(NEW YORK) — The trend is now clear: The worst of the housing slump is over in many parts of the country.
Home prices rose in nearly all major U.S. cities in April, according to the latest Standard & Poor’s/Case-Shiller home price index. The average increase in the 20 cities tracked was 1.3 percent from March — the first rise in seven months.
The biggest increases were reported in Phoenix, San Francisco and Washington. Detroit was the only city where prices fell, 3.6 percent.
The increases partly reflect the impact of the spring buying season. The month-to-month prices aren’t adjusted for seasonal factors. Still, prices in half of the cities are up over the past 12 months. The largest gain was in Phoenix, where prices rose 8.6 percent compared to last year.
Monday’s Commerce Department report on new home sales also brought good news. It found that Americans bought new homes in May at the fastest pace in more than two years — up 7.6 percent compared with the month before.
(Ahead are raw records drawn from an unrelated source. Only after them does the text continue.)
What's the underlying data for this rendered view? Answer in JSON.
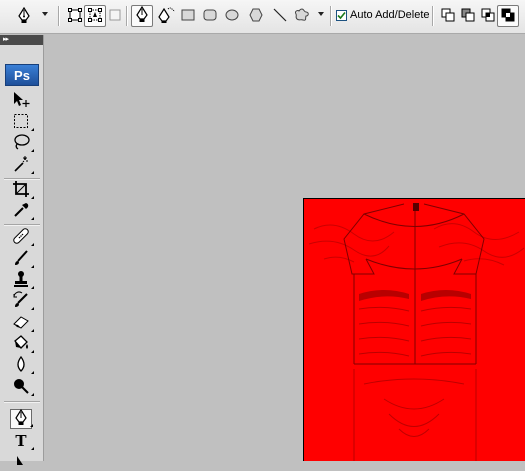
{
  "options_bar": {
    "current_tool_icon": "pen-tool-icon",
    "mode_buttons": [
      "shape-layers-icon",
      "paths-icon",
      "fill-pixels-icon"
    ],
    "tool_buttons": [
      "pen-icon",
      "freeform-pen-icon",
      "rectangle-icon",
      "rounded-rectangle-icon",
      "ellipse-icon",
      "polygon-icon",
      "line-icon",
      "custom-shape-icon"
    ],
    "auto_add_delete": {
      "label": "Auto Add/Delete",
      "checked": true
    },
    "path_ops": [
      "add-to-path-icon",
      "subtract-from-path-icon",
      "intersect-path-icon",
      "exclude-path-icon"
    ]
  },
  "toolbox": {
    "logo": "Ps",
    "tools": [
      "move-tool-icon",
      "marquee-tool-icon",
      "lasso-tool-icon",
      "magic-wand-tool-icon",
      "crop-tool-icon",
      "eyedropper-tool-icon",
      "healing-brush-tool-icon",
      "brush-tool-icon",
      "clone-stamp-tool-icon",
      "history-brush-tool-icon",
      "eraser-tool-icon",
      "paint-bucket-tool-icon",
      "blur-tool-icon",
      "dodge-tool-icon",
      "pen-tool-icon",
      "type-tool-icon",
      "path-selection-tool-icon"
    ],
    "type_tool_glyph": "T"
  },
  "document": {
    "fill_color": "#ff0000",
    "shade_color": "#8a0000"
  }
}
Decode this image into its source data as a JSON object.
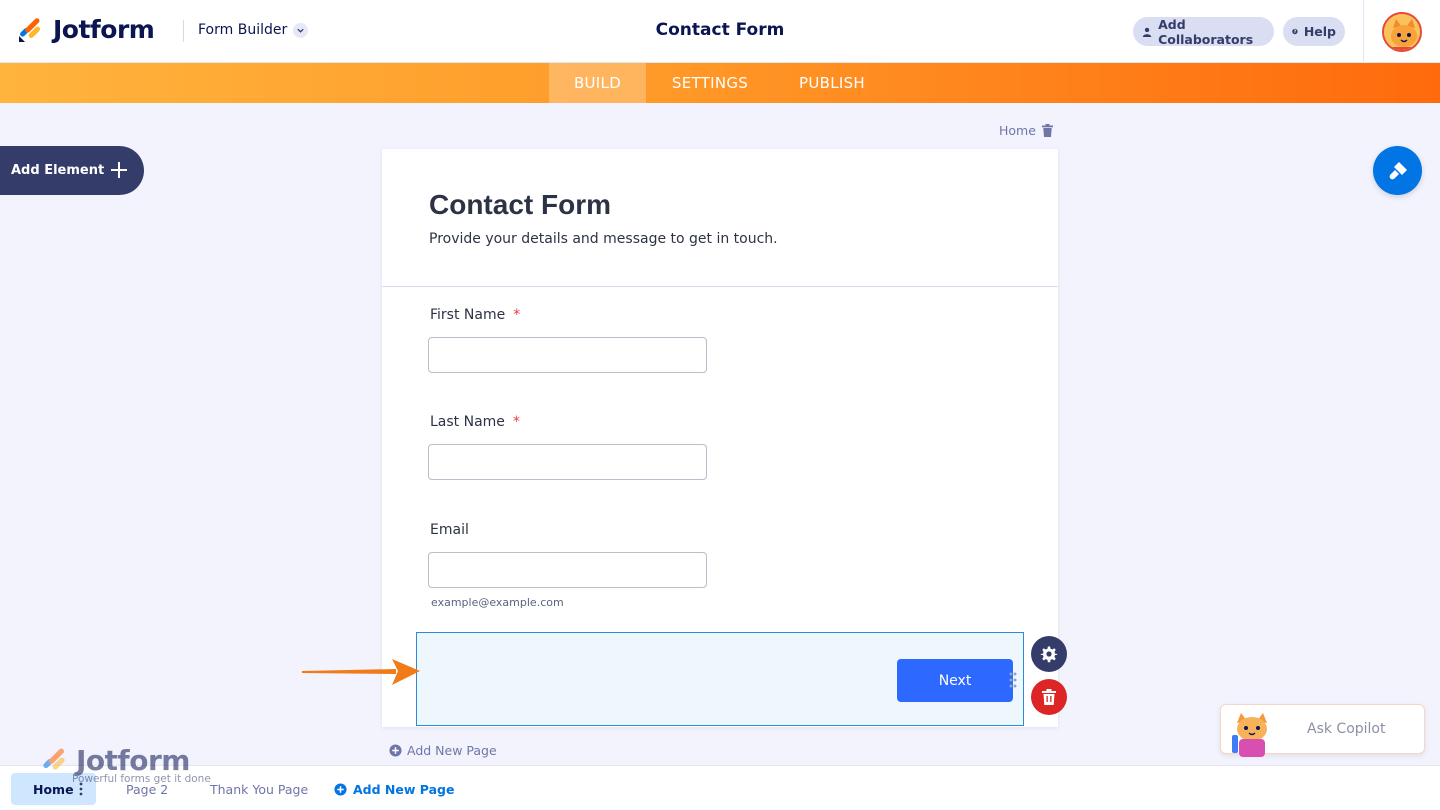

For five years, the housing slump and mortgage mess have been a drag on jobs and the economy. Now, that trend appears to be coming to a close.
But the housing recovery still has a long way to go. Sales are still way below where they were during the boom years.
Copyright 2012 ABC News Radio
Paul R. La Monica, CNN Newswire
Sam Turner, Deseret News